*What is expected*: The reply must consist of the complete listing, reproduced exactly, with no images included.

*Supplied entries*:
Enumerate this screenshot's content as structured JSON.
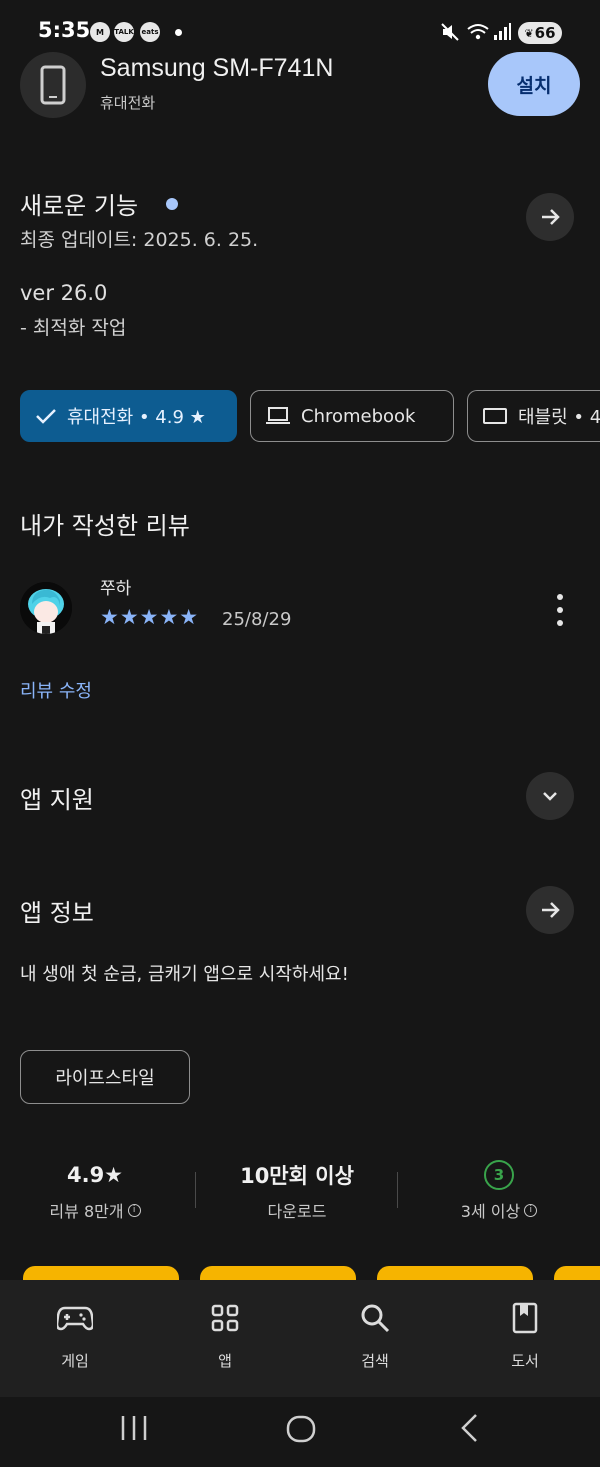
{
  "status_bar": {
    "time": "5:35",
    "notif_icons": [
      "M",
      "TALK",
      "eats"
    ],
    "battery": "66"
  },
  "app": {
    "name": "Samsung SM-F741N",
    "subtitle": "휴대전화",
    "install_label": "설치"
  },
  "whats_new": {
    "title": "새로운 기능",
    "last_updated": "최종 업데이트: 2025. 6. 25.",
    "version": "ver 26.0",
    "notes": "- 최적화 작업"
  },
  "device_chips": [
    {
      "label": "휴대전화 • 4.9 ★",
      "selected": true
    },
    {
      "label": "Chromebook",
      "selected": false
    },
    {
      "label": "태블릿 • 4",
      "selected": false
    }
  ],
  "my_review": {
    "heading": "내가 작성한 리뷰",
    "reviewer": "쭈하",
    "stars": "★★★★★",
    "rating": 5,
    "date": "25/8/29",
    "edit_label": "리뷰 수정"
  },
  "app_support": {
    "title": "앱 지원"
  },
  "app_info": {
    "title": "앱 정보",
    "description": "내 생애 첫 순금, 금캐기 앱으로 시작하세요!",
    "tag": "라이프스타일"
  },
  "stats": {
    "rating_value": "4.9★",
    "rating_label": "리뷰 8만개",
    "downloads_value": "10만회 이상",
    "downloads_label": "다운로드",
    "age_value": "3",
    "age_label": "3세 이상"
  },
  "bottom_nav": [
    {
      "label": "게임",
      "icon": "gamepad-icon"
    },
    {
      "label": "앱",
      "icon": "apps-grid-icon"
    },
    {
      "label": "검색",
      "icon": "search-icon"
    },
    {
      "label": "도서",
      "icon": "book-icon"
    }
  ],
  "colors": {
    "background": "#161616",
    "accent": "#a8c7fa",
    "selected_chip": "#0d5c91",
    "age_badge": "#39a44b",
    "card": "#f6b400"
  }
}
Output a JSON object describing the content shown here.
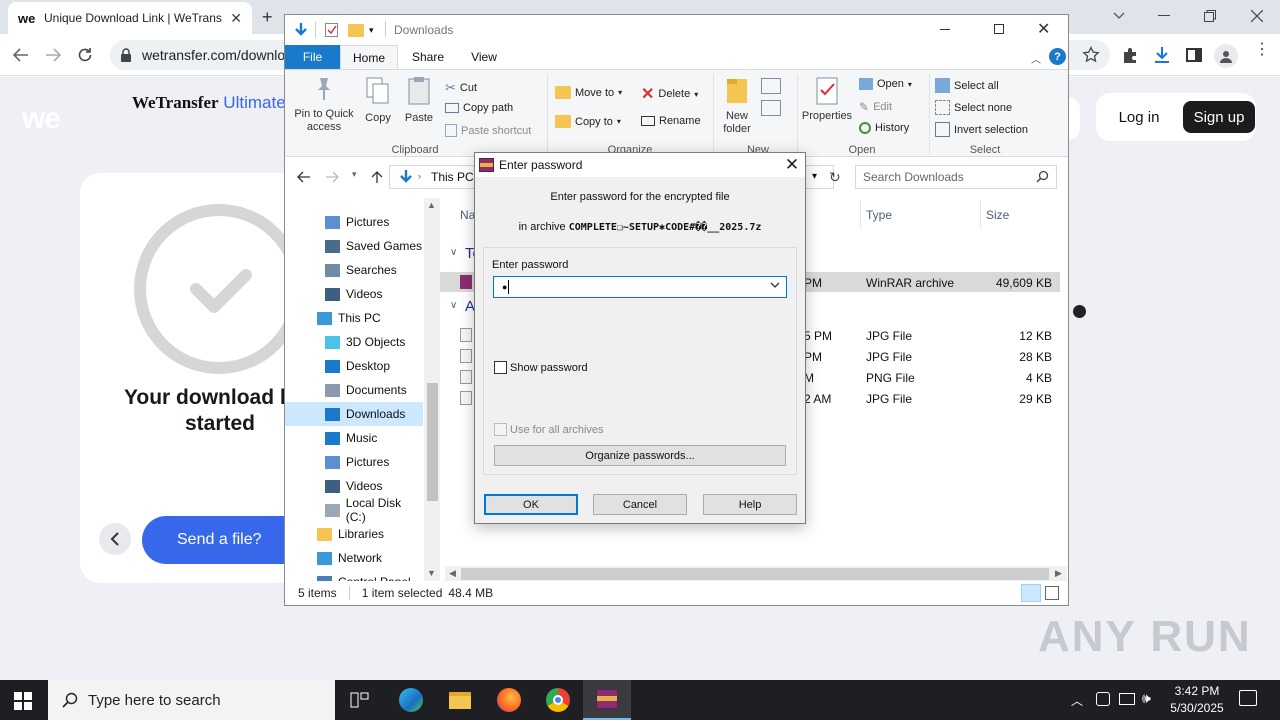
{
  "chrome": {
    "tab_title": "Unique Download Link | WeTransfer",
    "url": "wetransfer.com/downloads",
    "new_tab_symbol": "+",
    "icons": [
      "wetransfer-favicon",
      "close-icon",
      "new-tab-icon",
      "chevron-down-icon",
      "minimize-icon",
      "restore-icon",
      "close-window-icon",
      "back-icon",
      "forward-icon",
      "reload-icon",
      "site-info-icon",
      "bookmark-star-icon",
      "extensions-icon",
      "download-icon",
      "side-panel-icon",
      "profile-icon",
      "menu-icon"
    ]
  },
  "wetransfer": {
    "logo_text": "WeTransfer",
    "logo_suffix": "Ultimate",
    "we_mark": "we",
    "login": "Log in",
    "signup": "Sign up",
    "download_title": "Your download has started",
    "send_button": "Send a file?"
  },
  "explorer": {
    "title": "Downloads",
    "tabs": [
      "File",
      "Home",
      "Share",
      "View"
    ],
    "ribbon": {
      "clipboard": {
        "pin": "Pin to Quick access",
        "copy": "Copy",
        "paste": "Paste",
        "cut": "Cut",
        "copy_path": "Copy path",
        "paste_shortcut": "Paste shortcut",
        "group": "Clipboard"
      },
      "organize": {
        "move_to": "Move to",
        "copy_to": "Copy to",
        "delete": "Delete",
        "rename": "Rename",
        "group": "Organize"
      },
      "new": {
        "new_folder": "New folder",
        "group": "New"
      },
      "open": {
        "properties": "Properties",
        "open": "Open",
        "edit": "Edit",
        "history": "History",
        "group": "Open"
      },
      "select": {
        "select_all": "Select all",
        "select_none": "Select none",
        "invert": "Invert selection",
        "group": "Select"
      }
    },
    "address": {
      "path": "This PC",
      "search_placeholder": "Search Downloads"
    },
    "nav": [
      {
        "label": "Pictures",
        "icon": "pictures-icon",
        "indent": 1
      },
      {
        "label": "Saved Games",
        "icon": "saved-games-icon",
        "indent": 1
      },
      {
        "label": "Searches",
        "icon": "search-folder-icon",
        "indent": 1
      },
      {
        "label": "Videos",
        "icon": "videos-icon",
        "indent": 1
      },
      {
        "label": "This PC",
        "icon": "this-pc-icon",
        "indent": 0
      },
      {
        "label": "3D Objects",
        "icon": "3d-objects-icon",
        "indent": 1
      },
      {
        "label": "Desktop",
        "icon": "desktop-icon",
        "indent": 1
      },
      {
        "label": "Documents",
        "icon": "documents-icon",
        "indent": 1
      },
      {
        "label": "Downloads",
        "icon": "downloads-icon",
        "indent": 1,
        "selected": true
      },
      {
        "label": "Music",
        "icon": "music-icon",
        "indent": 1
      },
      {
        "label": "Pictures",
        "icon": "pictures-icon",
        "indent": 1
      },
      {
        "label": "Videos",
        "icon": "videos-icon",
        "indent": 1
      },
      {
        "label": "Local Disk (C:)",
        "icon": "disk-icon",
        "indent": 1
      },
      {
        "label": "Libraries",
        "icon": "libraries-icon",
        "indent": 0
      },
      {
        "label": "Network",
        "icon": "network-icon",
        "indent": 0
      },
      {
        "label": "Control Panel",
        "icon": "control-panel-icon",
        "indent": 0
      }
    ],
    "columns": {
      "name": "Na",
      "type": "Type",
      "size": "Size"
    },
    "groups": [
      "To",
      "A"
    ],
    "files": [
      {
        "date": "PM",
        "type": "WinRAR archive",
        "size": "49,609 KB",
        "selected": true
      },
      {
        "date": "5 PM",
        "type": "JPG File",
        "size": "12 KB"
      },
      {
        "date": "PM",
        "type": "JPG File",
        "size": "28 KB"
      },
      {
        "date": "M",
        "type": "PNG File",
        "size": "4 KB"
      },
      {
        "date": "2 AM",
        "type": "JPG File",
        "size": "29 KB"
      }
    ],
    "status": {
      "items": "5 items",
      "selected": "1 item selected",
      "size": "48.4 MB"
    }
  },
  "dialog": {
    "title": "Enter password",
    "line1": "Enter password for the encrypted file",
    "line2_prefix": "in archive",
    "archive_name": "COMPLETE❏~SETUP✱CODE#��__2025.7z",
    "pw_label": "Enter password",
    "pw_value": "●",
    "show_password": "Show password",
    "use_all": "Use for all archives",
    "organize": "Organize passwords...",
    "ok": "OK",
    "cancel": "Cancel",
    "help": "Help"
  },
  "taskbar": {
    "search_placeholder": "Type here to search",
    "time": "3:42 PM",
    "date": "5/30/2025"
  },
  "watermark": "ANY RUN",
  "colors": {
    "accent": "#1979ca",
    "wt_blue": "#3767ea",
    "selection": "#cce8ff"
  }
}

*Response for this exercise*:
Enumerate this screenshot's content as structured JSON.
{
  "status_bar": {
    "time": "5:35",
    "notif_icons": [
      "M",
      "TALK",
      "eats"
    ],
    "battery": "66"
  },
  "app": {
    "name": "Samsung SM-F741N",
    "subtitle": "휴대전화",
    "install_label": "설치"
  },
  "whats_new": {
    "title": "새로운 기능",
    "last_updated": "최종 업데이트: 2025. 6. 25.",
    "version": "ver 26.0",
    "notes": "- 최적화 작업"
  },
  "device_chips": [
    {
      "label": "휴대전화 • 4.9 ★",
      "selected": true
    },
    {
      "label": "Chromebook",
      "selected": false
    },
    {
      "label": "태블릿 • 4",
      "selected": false
    }
  ],
  "my_review": {
    "heading": "내가 작성한 리뷰",
    "reviewer": "쭈하",
    "stars": "★★★★★",
    "rating": 5,
    "date": "25/8/29",
    "edit_label": "리뷰 수정"
  },
  "app_support": {
    "title": "앱 지원"
  },
  "app_info": {
    "title": "앱 정보",
    "description": "내 생애 첫 순금, 금캐기 앱으로 시작하세요!",
    "tag": "라이프스타일"
  },
  "stats": {
    "rating_value": "4.9★",
    "rating_label": "리뷰 8만개",
    "downloads_value": "10만회 이상",
    "downloads_label": "다운로드",
    "age_value": "3",
    "age_label": "3세 이상"
  },
  "bottom_nav": [
    {
      "label": "게임",
      "icon": "gamepad-icon"
    },
    {
      "label": "앱",
      "icon": "apps-grid-icon"
    },
    {
      "label": "검색",
      "icon": "search-icon"
    },
    {
      "label": "도서",
      "icon": "book-icon"
    }
  ],
  "colors": {
    "background": "#161616",
    "accent": "#a8c7fa",
    "selected_chip": "#0d5c91",
    "age_badge": "#39a44b",
    "card": "#f6b400"
  }
}
Output a JSON object describing the content shown here.
{
  "chrome": {
    "tab_title": "Unique Download Link | WeTransfer",
    "url": "wetransfer.com/downloads",
    "new_tab_symbol": "+",
    "icons": [
      "wetransfer-favicon",
      "close-icon",
      "new-tab-icon",
      "chevron-down-icon",
      "minimize-icon",
      "restore-icon",
      "close-window-icon",
      "back-icon",
      "forward-icon",
      "reload-icon",
      "site-info-icon",
      "bookmark-star-icon",
      "extensions-icon",
      "download-icon",
      "side-panel-icon",
      "profile-icon",
      "menu-icon"
    ]
  },
  "wetransfer": {
    "logo_text": "WeTransfer",
    "logo_suffix": "Ultimate",
    "we_mark": "we",
    "login": "Log in",
    "signup": "Sign up",
    "download_title": "Your download has started",
    "send_button": "Send a file?"
  },
  "explorer": {
    "title": "Downloads",
    "tabs": [
      "File",
      "Home",
      "Share",
      "View"
    ],
    "ribbon": {
      "clipboard": {
        "pin": "Pin to Quick access",
        "copy": "Copy",
        "paste": "Paste",
        "cut": "Cut",
        "copy_path": "Copy path",
        "paste_shortcut": "Paste shortcut",
        "group": "Clipboard"
      },
      "organize": {
        "move_to": "Move to",
        "copy_to": "Copy to",
        "delete": "Delete",
        "rename": "Rename",
        "group": "Organize"
      },
      "new": {
        "new_folder": "New folder",
        "group": "New"
      },
      "open": {
        "properties": "Properties",
        "open": "Open",
        "edit": "Edit",
        "history": "History",
        "group": "Open"
      },
      "select": {
        "select_all": "Select all",
        "select_none": "Select none",
        "invert": "Invert selection",
        "group": "Select"
      }
    },
    "address": {
      "path": "This PC",
      "search_placeholder": "Search Downloads"
    },
    "nav": [
      {
        "label": "Pictures",
        "icon": "pictures-icon",
        "indent": 1
      },
      {
        "label": "Saved Games",
        "icon": "saved-games-icon",
        "indent": 1
      },
      {
        "label": "Searches",
        "icon": "search-folder-icon",
        "indent": 1
      },
      {
        "label": "Videos",
        "icon": "videos-icon",
        "indent": 1
      },
      {
        "label": "This PC",
        "icon": "this-pc-icon",
        "indent": 0
      },
      {
        "label": "3D Objects",
        "icon": "3d-objects-icon",
        "indent": 1
      },
      {
        "label": "Desktop",
        "icon": "desktop-icon",
        "indent": 1
      },
      {
        "label": "Documents",
        "icon": "documents-icon",
        "indent": 1
      },
      {
        "label": "Downloads",
        "icon": "downloads-icon",
        "indent": 1,
        "selected": true
      },
      {
        "label": "Music",
        "icon": "music-icon",
        "indent": 1
      },
      {
        "label": "Pictures",
        "icon": "pictures-icon",
        "indent": 1
      },
      {
        "label": "Videos",
        "icon": "videos-icon",
        "indent": 1
      },
      {
        "label": "Local Disk (C:)",
        "icon": "disk-icon",
        "indent": 1
      },
      {
        "label": "Libraries",
        "icon": "libraries-icon",
        "indent": 0
      },
      {
        "label": "Network",
        "icon": "network-icon",
        "indent": 0
      },
      {
        "label": "Control Panel",
        "icon": "control-panel-icon",
        "indent": 0
      }
    ],
    "columns": {
      "name": "Na",
      "type": "Type",
      "size": "Size"
    },
    "groups": [
      "To",
      "A"
    ],
    "files": [
      {
        "date": "PM",
        "type": "WinRAR archive",
        "size": "49,609 KB",
        "selected": true
      },
      {
        "date": "5 PM",
        "type": "JPG File",
        "size": "12 KB"
      },
      {
        "date": "PM",
        "type": "JPG File",
        "size": "28 KB"
      },
      {
        "date": "M",
        "type": "PNG File",
        "size": "4 KB"
      },
      {
        "date": "2 AM",
        "type": "JPG File",
        "size": "29 KB"
      }
    ],
    "status": {
      "items": "5 items",
      "selected": "1 item selected",
      "size": "48.4 MB"
    }
  },
  "dialog": {
    "title": "Enter password",
    "line1": "Enter password for the encrypted file",
    "line2_prefix": "in archive",
    "archive_name": "COMPLETE❏~SETUP✱CODE#��__2025.7z",
    "pw_label": "Enter password",
    "pw_value": "●",
    "show_password": "Show password",
    "use_all": "Use for all archives",
    "organize": "Organize passwords...",
    "ok": "OK",
    "cancel": "Cancel",
    "help": "Help"
  },
  "taskbar": {
    "search_placeholder": "Type here to search",
    "time": "3:42 PM",
    "date": "5/30/2025"
  },
  "watermark": "ANY RUN",
  "colors": {
    "accent": "#1979ca",
    "wt_blue": "#3767ea",
    "selection": "#cce8ff"
  }
}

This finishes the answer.